With Melanie Piper resigning from her position as QuidditchUK Teams Director to become President, QUK today announced that Andy Cooke will take her place as the new Teams Director.
|Andy Cooke has been announced as Melanie Piper's successor as QUK Teams Director.|
Photo credit: Hannah McIntyre
The Quidditch Post prides itself on bringing our readers quality media in prompt time. So we are delighted to be able to release the very first media interview with Cooke after his unveiling as Teams Director this afternoon.
Quidditch Post: So, congratulations on getting the Teams Director position! It's obviously a very important part of QuidditchUK–how are you feeling?
Andy Cooke: Thank you, it’s obviously very exciting to be coming into QUK after such a successful season and also at such a young time of the sport.
QP: As Teams Director, you'll naturally be at the heart of the growth of the sport - what plans do you have for the upcoming season?
AC: My main plan is two-fold. First, to normalize the word quidditch in and around universities. So many universities like to see quidditch as a little quirky thing, but I really believe that by legitimizing and normalizing the activities of quidditch teams that the sport can grow rapidly. Secondly, we have so many cities which do not have quidditch teams or only have struggling emerging teams. I will aim to help these places, concentrating on the cities with strong university presences such as Liverpool and Birmingham.
QP: A lot of teams and clubs have attempted integrating with their universities before with mixed results–how will your approach to normalising the word 'quidditch' in universities be different?
AC: I think the key is to use the three big tournaments of the year (Northern Cup, Southern Cup, and the British Quidditch Cup) and make sure we are inviting people to these–not just people who are interested in setting up teams, but university elected presidents and officials to show them the wider side of quidditch. I think with the rapid growth the sport has undergone this allows us to showcase the community as well as the competition (this is obviously just one of a number of plans which I aim to integrate over the coming season).
QP: That sounds very exciting. So, a year after the relaunch of QUK, what do you think have been the successes and failures of the past season, and how will they affect your approach to the job?
AC: You can see that the new QUK has obviously grown rapidly as a body and that the game is growing. With the amazing rise of the new teams, Hooch cannot be underplayed for its importance. This obviously has helped new teams not just coming into existence or competing at tournaments like BQC, but actually shaking up everything. I think in terms of failures–I wouldn’t use that word. I think everyone is disappointed by the lack of uptake for the Challenge Shield, but obviously this was its first season and I'm sure things will be tweaked between the Teams Department and the Gameplay Department to make this a success in the future. This is a learning curve.
QP: You mention a huge growth of teams - as Team Director,you'll be interacting with each one individually, and more generally through the Captains Forum. How will you make sure each team gets their voices heard, and still gets to interact on a larger stage with each other?

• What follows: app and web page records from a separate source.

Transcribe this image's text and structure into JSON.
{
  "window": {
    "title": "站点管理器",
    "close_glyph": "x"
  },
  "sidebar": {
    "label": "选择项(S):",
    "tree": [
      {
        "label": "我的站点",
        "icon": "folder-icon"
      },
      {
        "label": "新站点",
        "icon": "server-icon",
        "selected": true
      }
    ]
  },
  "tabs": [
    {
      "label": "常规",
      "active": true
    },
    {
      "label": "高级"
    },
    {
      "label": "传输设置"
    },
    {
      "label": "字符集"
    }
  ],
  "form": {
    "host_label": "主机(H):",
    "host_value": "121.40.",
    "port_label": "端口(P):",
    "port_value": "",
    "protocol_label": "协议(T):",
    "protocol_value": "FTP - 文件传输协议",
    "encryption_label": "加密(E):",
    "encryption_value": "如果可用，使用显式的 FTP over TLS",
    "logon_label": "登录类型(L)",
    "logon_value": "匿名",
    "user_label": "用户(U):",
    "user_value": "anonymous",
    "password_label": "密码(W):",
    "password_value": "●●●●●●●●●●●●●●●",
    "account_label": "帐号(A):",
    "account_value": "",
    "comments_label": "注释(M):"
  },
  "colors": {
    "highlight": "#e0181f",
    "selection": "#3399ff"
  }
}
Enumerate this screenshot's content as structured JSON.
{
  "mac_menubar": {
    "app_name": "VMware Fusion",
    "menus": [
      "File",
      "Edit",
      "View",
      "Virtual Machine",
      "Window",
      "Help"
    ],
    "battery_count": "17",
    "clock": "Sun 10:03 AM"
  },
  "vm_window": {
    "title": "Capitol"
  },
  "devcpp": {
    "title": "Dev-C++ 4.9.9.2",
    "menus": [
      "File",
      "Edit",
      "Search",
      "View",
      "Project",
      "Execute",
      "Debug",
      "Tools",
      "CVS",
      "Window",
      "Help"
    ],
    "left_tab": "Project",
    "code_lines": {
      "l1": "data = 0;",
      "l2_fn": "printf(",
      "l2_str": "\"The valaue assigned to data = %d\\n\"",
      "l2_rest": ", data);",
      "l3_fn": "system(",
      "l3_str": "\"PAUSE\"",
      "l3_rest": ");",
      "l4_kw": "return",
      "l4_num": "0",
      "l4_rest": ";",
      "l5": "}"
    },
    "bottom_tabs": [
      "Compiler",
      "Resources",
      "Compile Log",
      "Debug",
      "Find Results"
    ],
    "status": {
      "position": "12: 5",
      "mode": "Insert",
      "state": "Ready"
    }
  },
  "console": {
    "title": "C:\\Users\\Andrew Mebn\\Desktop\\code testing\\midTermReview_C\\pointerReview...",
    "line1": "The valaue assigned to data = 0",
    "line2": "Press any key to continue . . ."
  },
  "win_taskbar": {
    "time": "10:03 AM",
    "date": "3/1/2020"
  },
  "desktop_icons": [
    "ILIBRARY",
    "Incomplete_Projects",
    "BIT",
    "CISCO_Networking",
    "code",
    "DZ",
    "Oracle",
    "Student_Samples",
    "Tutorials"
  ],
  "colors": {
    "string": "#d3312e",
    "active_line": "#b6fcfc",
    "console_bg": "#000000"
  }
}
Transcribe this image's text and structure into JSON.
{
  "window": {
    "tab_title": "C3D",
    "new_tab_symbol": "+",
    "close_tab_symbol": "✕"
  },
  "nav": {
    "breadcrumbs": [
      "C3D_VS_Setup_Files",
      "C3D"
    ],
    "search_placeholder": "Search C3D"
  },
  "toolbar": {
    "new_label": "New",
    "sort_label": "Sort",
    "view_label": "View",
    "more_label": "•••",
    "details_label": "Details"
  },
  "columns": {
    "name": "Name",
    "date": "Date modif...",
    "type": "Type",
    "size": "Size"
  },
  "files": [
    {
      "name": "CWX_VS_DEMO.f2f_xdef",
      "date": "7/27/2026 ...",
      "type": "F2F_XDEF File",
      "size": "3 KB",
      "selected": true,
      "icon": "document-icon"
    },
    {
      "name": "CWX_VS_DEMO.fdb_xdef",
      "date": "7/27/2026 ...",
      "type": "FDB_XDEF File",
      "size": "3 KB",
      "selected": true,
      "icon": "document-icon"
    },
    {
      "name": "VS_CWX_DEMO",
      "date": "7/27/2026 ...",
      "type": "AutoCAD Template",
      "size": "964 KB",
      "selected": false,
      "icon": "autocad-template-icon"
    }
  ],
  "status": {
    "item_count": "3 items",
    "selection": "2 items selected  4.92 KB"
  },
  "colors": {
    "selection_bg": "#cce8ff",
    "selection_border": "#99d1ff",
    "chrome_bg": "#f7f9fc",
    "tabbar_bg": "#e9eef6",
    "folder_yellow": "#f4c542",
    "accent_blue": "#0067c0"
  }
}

AC: Naturally 40 teams in one Skype call would be impractical. As teams grow I can only hope that this becomes an issue soon as that will be fantastic. In terms of solving this, there isn’t a drawn-up plan, yet this can easily be dealt with by carrying out region-based forums. Obviously this isn’t ideal, but captains will be consulted when this issue arises and with the first meeting in planning now, we will soon know where the forum stands and in what format it will continue this season.
QP: You're a very respected figure in the community, and your work at Derby University Quidditch Club with Matthew Guenzel is well known. Are you excited to be working with him again? Do you worry that your personal closeness may be a hindrance in the more rigorously professional atmosphere of QUK?
AC: It’s very nice of you to say that I’m a respected figure, thank you. In terms of myself and Matthew Guenzel, we are obviously very good friends and there is no denying that. But in terms of a working relationship we have obviously worked together on the Mercian Cup together for two years, as well as together with the Derby team as a whole. Therefore we do come into this with experience of working together and if anything that should help as we know each others strengths. But we also both appreciate that in terms of QUK we have jobs to do and that is always the priority.
QP: Speaking of personal relationships - how do you see the close community of the UK quidditch environment changing as the sport grows here? What do you see yourself as being able to do to keep that closeness alive, if it is threatened?
AC: I think that as quidditch grows it will be difficult to keep the sport as close as it is now, but as I stated in my interview for the job and as I'll state now, it is one of the most important things in the game which must be preserved. It is one of the most unique factors of our sport compared to many other sports played and I will be aiming to maintain this with tournaments having to look just as much at the social events as any other part. This being said, with fantasy tournaments this will always help the community, and I think it is safe to say that Valentines Cup and Mercian Cup will not be going anywhere. These types of events will be the pillars of the closeness of the quidditch community.
QP: Finally, where do you see quidditch in five years?
AC: Very much what I said before. I see quidditch as just being a normal thing for people to do. I believe first-years will come to university and not be surprised by a quidditch team but be actively looking for it at the freshers fair.
QP: Thanks so much for your time.
AC: No problem.